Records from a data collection
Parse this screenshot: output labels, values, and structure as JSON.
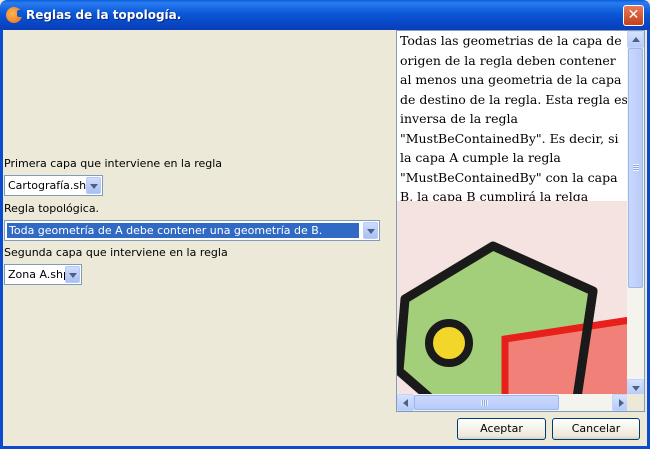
{
  "window": {
    "title": "Reglas de la topología.",
    "close_glyph": "✕"
  },
  "form": {
    "first_layer_label": "Primera capa que interviene en la regla",
    "first_layer_value": "Cartografía.shp",
    "rule_label": "Regla topológica.",
    "rule_value": "Toda geometría de A debe contener una geometría de B.",
    "second_layer_label": "Segunda capa que interviene en la regla",
    "second_layer_value": "Zona A.shp"
  },
  "description": {
    "text": "Todas las geometrias de la capa de origen de la regla deben contener al menos una geometria de la capa de destino de la regla. Esta regla es inversa de la regla \"MustBeContainedBy\". Es decir, si la capa A cumple la regla \"MustBeContainedBy\" con la capa B, la capa B cumplirá la relga \"MustContains\" con la capa A."
  },
  "buttons": {
    "accept": "Aceptar",
    "cancel": "Cancelar"
  },
  "colors": {
    "title_bar": "#0a58d6",
    "polygon_fill": "#a3cf7a",
    "polygon_stroke": "#1a1a1a",
    "point_fill": "#f2d62a",
    "rect_fill": "#f08078",
    "rect_stroke": "#e8201c",
    "figure_background": "#f4e3e0"
  },
  "icons": {
    "app": "gvsig-app-icon",
    "close": "close-icon"
  }
}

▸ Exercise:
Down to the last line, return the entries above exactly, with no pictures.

▸ Task answer:
Parse this screenshot: output labels, values, and structure as JSON.
{
  "window": {
    "title": "Reglas de la topología.",
    "close_glyph": "✕"
  },
  "form": {
    "first_layer_label": "Primera capa que interviene en la regla",
    "first_layer_value": "Cartografía.shp",
    "rule_label": "Regla topológica.",
    "rule_value": "Toda geometría de A debe contener una geometría de B.",
    "second_layer_label": "Segunda capa que interviene en la regla",
    "second_layer_value": "Zona A.shp"
  },
  "description": {
    "text": "Todas las geometrias de la capa de origen de la regla deben contener al menos una geometria de la capa de destino de la regla. Esta regla es inversa de la regla \"MustBeContainedBy\". Es decir, si la capa A cumple la regla \"MustBeContainedBy\" con la capa B, la capa B cumplirá la relga \"MustContains\" con la capa A."
  },
  "buttons": {
    "accept": "Aceptar",
    "cancel": "Cancelar"
  },
  "colors": {
    "title_bar": "#0a58d6",
    "polygon_fill": "#a3cf7a",
    "polygon_stroke": "#1a1a1a",
    "point_fill": "#f2d62a",
    "rect_fill": "#f08078",
    "rect_stroke": "#e8201c",
    "figure_background": "#f4e3e0"
  },
  "icons": {
    "app": "gvsig-app-icon",
    "close": "close-icon"
  }
}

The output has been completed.